▸ **Task**
List every line below containing "this".

(App and web page records)
● ● ●

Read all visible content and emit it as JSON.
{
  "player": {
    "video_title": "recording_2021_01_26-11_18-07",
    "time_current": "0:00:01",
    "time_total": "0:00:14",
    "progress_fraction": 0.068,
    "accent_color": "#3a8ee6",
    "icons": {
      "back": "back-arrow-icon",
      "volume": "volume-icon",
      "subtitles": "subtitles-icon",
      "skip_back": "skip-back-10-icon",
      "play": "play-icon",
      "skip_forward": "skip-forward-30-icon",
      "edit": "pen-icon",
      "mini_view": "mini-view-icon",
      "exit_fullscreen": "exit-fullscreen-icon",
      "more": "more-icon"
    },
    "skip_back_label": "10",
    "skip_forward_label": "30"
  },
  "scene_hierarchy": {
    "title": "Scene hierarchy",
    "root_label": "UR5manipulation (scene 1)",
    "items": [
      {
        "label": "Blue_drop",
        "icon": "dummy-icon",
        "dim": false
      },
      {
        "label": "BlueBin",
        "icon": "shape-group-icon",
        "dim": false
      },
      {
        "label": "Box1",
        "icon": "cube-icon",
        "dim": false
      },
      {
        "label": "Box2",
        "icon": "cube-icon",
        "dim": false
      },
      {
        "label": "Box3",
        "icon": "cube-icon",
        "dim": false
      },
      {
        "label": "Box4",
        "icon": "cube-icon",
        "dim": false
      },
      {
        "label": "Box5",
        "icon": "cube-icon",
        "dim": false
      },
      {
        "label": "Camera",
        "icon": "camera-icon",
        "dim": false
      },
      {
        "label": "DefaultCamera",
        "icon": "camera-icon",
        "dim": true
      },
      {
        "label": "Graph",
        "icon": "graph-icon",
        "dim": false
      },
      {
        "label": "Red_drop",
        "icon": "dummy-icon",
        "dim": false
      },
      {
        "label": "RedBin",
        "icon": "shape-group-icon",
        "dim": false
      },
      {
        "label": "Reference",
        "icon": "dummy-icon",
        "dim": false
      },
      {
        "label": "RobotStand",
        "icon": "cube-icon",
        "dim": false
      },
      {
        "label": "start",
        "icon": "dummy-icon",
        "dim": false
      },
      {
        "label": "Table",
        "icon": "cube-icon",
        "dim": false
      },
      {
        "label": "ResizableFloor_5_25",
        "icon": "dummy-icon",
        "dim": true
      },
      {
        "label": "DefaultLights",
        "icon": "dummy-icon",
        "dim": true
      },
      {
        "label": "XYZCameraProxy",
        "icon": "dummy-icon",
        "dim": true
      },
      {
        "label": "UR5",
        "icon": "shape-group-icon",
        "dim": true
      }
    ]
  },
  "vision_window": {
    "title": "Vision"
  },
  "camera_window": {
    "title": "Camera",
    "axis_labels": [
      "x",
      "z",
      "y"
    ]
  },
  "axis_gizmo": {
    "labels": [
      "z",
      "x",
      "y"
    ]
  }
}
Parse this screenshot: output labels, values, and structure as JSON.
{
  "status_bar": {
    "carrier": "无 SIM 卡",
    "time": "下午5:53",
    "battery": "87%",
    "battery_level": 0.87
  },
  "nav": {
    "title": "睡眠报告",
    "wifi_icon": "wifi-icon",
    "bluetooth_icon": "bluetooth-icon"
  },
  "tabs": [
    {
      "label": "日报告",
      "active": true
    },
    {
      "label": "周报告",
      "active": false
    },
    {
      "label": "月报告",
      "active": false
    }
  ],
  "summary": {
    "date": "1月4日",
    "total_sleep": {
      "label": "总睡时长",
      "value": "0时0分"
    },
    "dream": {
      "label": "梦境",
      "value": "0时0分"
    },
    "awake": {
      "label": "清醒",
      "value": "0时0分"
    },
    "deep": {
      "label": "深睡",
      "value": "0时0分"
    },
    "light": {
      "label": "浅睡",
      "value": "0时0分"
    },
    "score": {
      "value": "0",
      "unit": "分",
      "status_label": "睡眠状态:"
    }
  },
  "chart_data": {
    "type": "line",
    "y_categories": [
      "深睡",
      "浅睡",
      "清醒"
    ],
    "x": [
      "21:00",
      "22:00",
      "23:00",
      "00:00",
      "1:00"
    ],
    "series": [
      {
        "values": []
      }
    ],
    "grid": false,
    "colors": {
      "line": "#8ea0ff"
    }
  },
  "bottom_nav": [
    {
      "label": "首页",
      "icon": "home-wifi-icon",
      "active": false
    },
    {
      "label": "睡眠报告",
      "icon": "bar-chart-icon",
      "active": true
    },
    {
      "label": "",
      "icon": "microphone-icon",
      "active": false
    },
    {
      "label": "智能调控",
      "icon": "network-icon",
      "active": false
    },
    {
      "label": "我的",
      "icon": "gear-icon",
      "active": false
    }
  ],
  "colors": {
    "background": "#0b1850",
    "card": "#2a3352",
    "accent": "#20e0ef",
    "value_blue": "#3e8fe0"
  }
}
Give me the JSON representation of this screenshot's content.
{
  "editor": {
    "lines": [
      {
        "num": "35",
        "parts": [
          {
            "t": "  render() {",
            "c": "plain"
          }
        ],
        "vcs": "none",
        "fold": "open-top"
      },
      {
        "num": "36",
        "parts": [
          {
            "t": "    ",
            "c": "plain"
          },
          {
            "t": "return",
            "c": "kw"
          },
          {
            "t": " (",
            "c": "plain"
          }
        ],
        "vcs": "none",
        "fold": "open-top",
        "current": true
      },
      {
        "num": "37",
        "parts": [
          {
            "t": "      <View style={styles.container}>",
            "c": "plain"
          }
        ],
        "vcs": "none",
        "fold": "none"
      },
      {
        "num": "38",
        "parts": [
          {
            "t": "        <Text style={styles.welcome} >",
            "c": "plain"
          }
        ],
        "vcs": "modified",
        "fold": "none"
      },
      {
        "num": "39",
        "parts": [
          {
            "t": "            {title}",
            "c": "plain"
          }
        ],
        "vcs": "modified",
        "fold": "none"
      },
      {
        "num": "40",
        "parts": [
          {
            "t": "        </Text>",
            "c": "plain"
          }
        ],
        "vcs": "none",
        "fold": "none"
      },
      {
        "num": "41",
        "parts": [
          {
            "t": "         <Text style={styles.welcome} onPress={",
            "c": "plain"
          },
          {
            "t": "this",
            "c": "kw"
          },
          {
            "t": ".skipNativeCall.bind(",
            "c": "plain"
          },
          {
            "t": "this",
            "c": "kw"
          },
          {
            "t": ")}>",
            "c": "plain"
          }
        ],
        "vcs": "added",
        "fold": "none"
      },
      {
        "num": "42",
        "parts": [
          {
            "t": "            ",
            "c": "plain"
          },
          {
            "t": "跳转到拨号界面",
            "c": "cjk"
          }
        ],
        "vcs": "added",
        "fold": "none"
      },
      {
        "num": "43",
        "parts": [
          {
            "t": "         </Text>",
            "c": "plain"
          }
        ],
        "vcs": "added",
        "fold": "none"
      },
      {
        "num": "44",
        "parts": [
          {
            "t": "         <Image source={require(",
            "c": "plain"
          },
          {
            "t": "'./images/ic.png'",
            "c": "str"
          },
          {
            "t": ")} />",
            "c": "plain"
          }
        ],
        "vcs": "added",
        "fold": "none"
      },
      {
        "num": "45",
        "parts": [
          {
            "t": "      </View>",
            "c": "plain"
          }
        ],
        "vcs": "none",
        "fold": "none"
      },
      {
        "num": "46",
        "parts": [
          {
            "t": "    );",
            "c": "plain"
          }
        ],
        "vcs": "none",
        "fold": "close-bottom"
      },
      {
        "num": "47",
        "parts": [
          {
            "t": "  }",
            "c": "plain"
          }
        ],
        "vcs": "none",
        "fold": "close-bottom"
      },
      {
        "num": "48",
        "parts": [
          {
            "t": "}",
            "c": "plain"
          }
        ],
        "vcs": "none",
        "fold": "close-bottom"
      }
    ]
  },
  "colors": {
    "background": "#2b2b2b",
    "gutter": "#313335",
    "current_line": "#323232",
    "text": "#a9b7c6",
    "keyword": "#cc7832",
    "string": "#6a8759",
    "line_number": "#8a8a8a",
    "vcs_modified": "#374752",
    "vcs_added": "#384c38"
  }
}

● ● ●

▸ **Answer**
Parse this screenshot: output labels, values, and structure as JSON.
Give me the JSON representation of this screenshot's content.
            "t": "this",
            "t": "this",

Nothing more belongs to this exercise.